___ Listed entries ___
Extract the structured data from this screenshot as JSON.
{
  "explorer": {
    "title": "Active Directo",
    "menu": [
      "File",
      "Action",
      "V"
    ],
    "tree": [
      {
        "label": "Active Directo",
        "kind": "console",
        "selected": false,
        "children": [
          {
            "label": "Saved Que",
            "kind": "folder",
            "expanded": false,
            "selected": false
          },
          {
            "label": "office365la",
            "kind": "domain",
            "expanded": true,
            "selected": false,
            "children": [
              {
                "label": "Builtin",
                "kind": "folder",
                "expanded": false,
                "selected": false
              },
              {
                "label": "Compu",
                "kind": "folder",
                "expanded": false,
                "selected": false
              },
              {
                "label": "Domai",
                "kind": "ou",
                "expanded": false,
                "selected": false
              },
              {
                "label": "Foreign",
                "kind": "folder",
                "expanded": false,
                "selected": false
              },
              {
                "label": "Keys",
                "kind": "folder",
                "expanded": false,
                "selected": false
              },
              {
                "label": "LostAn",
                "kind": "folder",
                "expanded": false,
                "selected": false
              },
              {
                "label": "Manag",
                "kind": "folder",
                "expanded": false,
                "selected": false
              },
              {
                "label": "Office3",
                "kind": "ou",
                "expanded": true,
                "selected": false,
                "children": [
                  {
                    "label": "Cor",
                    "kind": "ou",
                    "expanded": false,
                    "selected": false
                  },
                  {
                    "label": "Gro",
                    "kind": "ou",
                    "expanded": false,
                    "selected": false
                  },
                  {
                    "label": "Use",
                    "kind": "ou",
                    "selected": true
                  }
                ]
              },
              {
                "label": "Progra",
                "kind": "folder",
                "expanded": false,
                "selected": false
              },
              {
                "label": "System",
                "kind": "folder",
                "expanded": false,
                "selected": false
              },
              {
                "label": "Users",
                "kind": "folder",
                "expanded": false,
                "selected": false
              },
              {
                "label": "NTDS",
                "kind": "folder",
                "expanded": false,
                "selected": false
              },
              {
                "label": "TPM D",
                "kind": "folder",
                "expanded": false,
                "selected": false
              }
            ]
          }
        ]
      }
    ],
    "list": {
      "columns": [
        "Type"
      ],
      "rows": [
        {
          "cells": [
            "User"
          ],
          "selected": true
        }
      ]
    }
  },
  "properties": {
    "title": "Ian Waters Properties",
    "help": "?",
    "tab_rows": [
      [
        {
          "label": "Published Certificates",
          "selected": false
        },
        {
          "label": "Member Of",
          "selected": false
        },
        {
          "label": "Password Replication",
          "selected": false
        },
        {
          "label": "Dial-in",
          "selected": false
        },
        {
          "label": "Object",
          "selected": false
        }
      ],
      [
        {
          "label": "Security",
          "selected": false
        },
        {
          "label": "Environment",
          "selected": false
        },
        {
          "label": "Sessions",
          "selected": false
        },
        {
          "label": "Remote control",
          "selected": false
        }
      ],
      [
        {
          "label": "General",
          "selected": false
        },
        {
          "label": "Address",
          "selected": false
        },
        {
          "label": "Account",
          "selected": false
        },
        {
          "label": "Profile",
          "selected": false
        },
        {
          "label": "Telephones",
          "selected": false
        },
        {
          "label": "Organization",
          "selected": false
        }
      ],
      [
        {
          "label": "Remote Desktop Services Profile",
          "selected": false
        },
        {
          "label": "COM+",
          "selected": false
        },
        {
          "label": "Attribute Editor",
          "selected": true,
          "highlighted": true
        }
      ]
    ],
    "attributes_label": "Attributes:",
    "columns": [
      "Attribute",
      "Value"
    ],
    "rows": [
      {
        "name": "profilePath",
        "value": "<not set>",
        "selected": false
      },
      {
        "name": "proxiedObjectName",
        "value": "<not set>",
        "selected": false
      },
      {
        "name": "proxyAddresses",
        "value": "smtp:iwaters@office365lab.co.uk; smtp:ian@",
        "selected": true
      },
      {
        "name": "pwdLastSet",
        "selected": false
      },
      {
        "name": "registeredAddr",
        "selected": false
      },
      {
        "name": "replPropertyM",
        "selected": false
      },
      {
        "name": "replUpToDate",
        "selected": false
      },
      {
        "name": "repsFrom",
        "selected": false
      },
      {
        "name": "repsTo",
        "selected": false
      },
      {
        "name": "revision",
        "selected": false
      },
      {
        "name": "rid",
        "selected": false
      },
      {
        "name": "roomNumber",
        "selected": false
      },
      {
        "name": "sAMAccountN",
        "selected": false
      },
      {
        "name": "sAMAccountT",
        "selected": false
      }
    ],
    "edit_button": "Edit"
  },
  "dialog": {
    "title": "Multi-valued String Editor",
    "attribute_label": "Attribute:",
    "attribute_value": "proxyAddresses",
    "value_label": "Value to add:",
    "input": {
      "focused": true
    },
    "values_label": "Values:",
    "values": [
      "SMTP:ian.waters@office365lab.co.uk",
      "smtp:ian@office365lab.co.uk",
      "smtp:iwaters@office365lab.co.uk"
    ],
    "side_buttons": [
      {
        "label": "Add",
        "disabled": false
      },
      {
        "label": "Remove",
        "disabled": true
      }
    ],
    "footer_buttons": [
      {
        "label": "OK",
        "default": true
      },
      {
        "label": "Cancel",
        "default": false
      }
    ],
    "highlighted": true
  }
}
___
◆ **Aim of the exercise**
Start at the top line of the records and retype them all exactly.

◆ **Response area**
Extract the structured data from this screenshot as JSON.
{
  "explorer": {
    "title": "Active Directo",
    "menu": [
      "File",
      "Action",
      "V"
    ],
    "tree": [
      {
        "label": "Active Directo",
        "kind": "console",
        "selected": false,
        "children": [
          {
            "label": "Saved Que",
            "kind": "folder",
            "expanded": false,
            "selected": false
          },
          {
            "label": "office365la",
            "kind": "domain",
            "expanded": true,
            "selected": false,
            "children": [
              {
                "label": "Builtin",
                "kind": "folder",
                "expanded": false,
                "selected": false
              },
              {
                "label": "Compu",
                "kind": "folder",
                "expanded": false,
                "selected": false
              },
              {
                "label": "Domai",
                "kind": "ou",
                "expanded": false,
                "selected": false
              },
              {
                "label": "Foreign",
                "kind": "folder",
                "expanded": false,
                "selected": false
              },
              {
                "label": "Keys",
                "kind": "folder",
                "expanded": false,
                "selected": false
              },
              {
                "label": "LostAn",
                "kind": "folder",
                "expanded": false,
                "selected": false
              },
              {
                "label": "Manag",
                "kind": "folder",
                "expanded": false,
                "selected": false
              },
              {
                "label": "Office3",
                "kind": "ou",
                "expanded": true,
                "selected": false,
                "children": [
                  {
                    "label": "Cor",
                    "kind": "ou",
                    "expanded": false,
                    "selected": false
                  },
                  {
                    "label": "Gro",
                    "kind": "ou",
                    "expanded": false,
                    "selected": false
                  },
                  {
                    "label": "Use",
                    "kind": "ou",
                    "selected": true
                  }
                ]
              },
              {
                "label": "Progra",
                "kind": "folder",
                "expanded": false,
                "selected": false
              },
              {
                "label": "System",
                "kind": "folder",
                "expanded": false,
                "selected": false
              },
              {
                "label": "Users",
                "kind": "folder",
                "expanded": false,
                "selected": false
              },
              {
                "label": "NTDS",
                "kind": "folder",
                "expanded": false,
                "selected": false
              },
              {
                "label": "TPM D",
                "kind": "folder",
                "expanded": false,
                "selected": false
              }
            ]
          }
        ]
      }
    ],
    "list": {
      "columns": [
        "Type"
      ],
      "rows": [
        {
          "cells": [
            "User"
          ],
          "selected": true
        }
      ]
    }
  },
  "properties": {
    "title": "Ian Waters Properties",
    "help": "?",
    "tab_rows": [
      [
        {
          "label": "Published Certificates",
          "selected": false
        },
        {
          "label": "Member Of",
          "selected": false
        },
        {
          "label": "Password Replication",
          "selected": false
        },
        {
          "label": "Dial-in",
          "selected": false
        },
        {
          "label": "Object",
          "selected": false
        }
      ],
      [
        {
          "label": "Security",
          "selected": false
        },
        {
          "label": "Environment",
          "selected": false
        },
        {
          "label": "Sessions",
          "selected": false
        },
        {
          "label": "Remote control",
          "selected": false
        }
      ],
      [
        {
          "label": "General",
          "selected": false
        },
        {
          "label": "Address",
          "selected": false
        },
        {
          "label": "Account",
          "selected": false
        },
        {
          "label": "Profile",
          "selected": false
        },
        {
          "label": "Telephones",
          "selected": false
        },
        {
          "label": "Organization",
          "selected": false
        }
      ],
      [
        {
          "label": "Remote Desktop Services Profile",
          "selected": false
        },
        {
          "label": "COM+",
          "selected": false
        },
        {
          "label": "Attribute Editor",
          "selected": true,
          "highlighted": true
        }
      ]
    ],
    "attributes_label": "Attributes:",
    "columns": [
      "Attribute",
      "Value"
    ],
    "rows": [
      {
        "name": "profilePath",
        "value": "<not set>",
        "selected": false
      },
      {
        "name": "proxiedObjectName",
        "value": "<not set>",
        "selected": false
      },
      {
        "name": "proxyAddresses",
        "value": "smtp:iwaters@office365lab.co.uk; smtp:ian@",
        "selected": true
      },
      {
        "name": "pwdLastSet",
        "selected": false
      },
      {
        "name": "registeredAddr",
        "selected": false
      },
      {
        "name": "replPropertyM",
        "selected": false
      },
      {
        "name": "replUpToDate",
        "selected": false
      },
      {
        "name": "repsFrom",
        "selected": false
      },
      {
        "name": "repsTo",
        "selected": false
      },
      {
        "name": "revision",
        "selected": false
      },
      {
        "name": "rid",
        "selected": false
      },
      {
        "name": "roomNumber",
        "selected": false
      },
      {
        "name": "sAMAccountN",
        "selected": false
      },
      {
        "name": "sAMAccountT",
        "selected": false
      }
    ],
    "edit_button": "Edit"
  },
  "dialog": {
    "title": "Multi-valued String Editor",
    "attribute_label": "Attribute:",
    "attribute_value": "proxyAddresses",
    "value_label": "Value to add:",
    "input": {
      "focused": true
    },
    "values_label": "Values:",
    "values": [
      "SMTP:ian.waters@office365lab.co.uk",
      "smtp:ian@office365lab.co.uk",
      "smtp:iwaters@office365lab.co.uk"
    ],
    "side_buttons": [
      {
        "label": "Add",
        "disabled": false
      },
      {
        "label": "Remove",
        "disabled": true
      }
    ],
    "footer_buttons": [
      {
        "label": "OK",
        "default": true
      },
      {
        "label": "Cancel",
        "default": false
      }
    ],
    "highlighted": true
  }
}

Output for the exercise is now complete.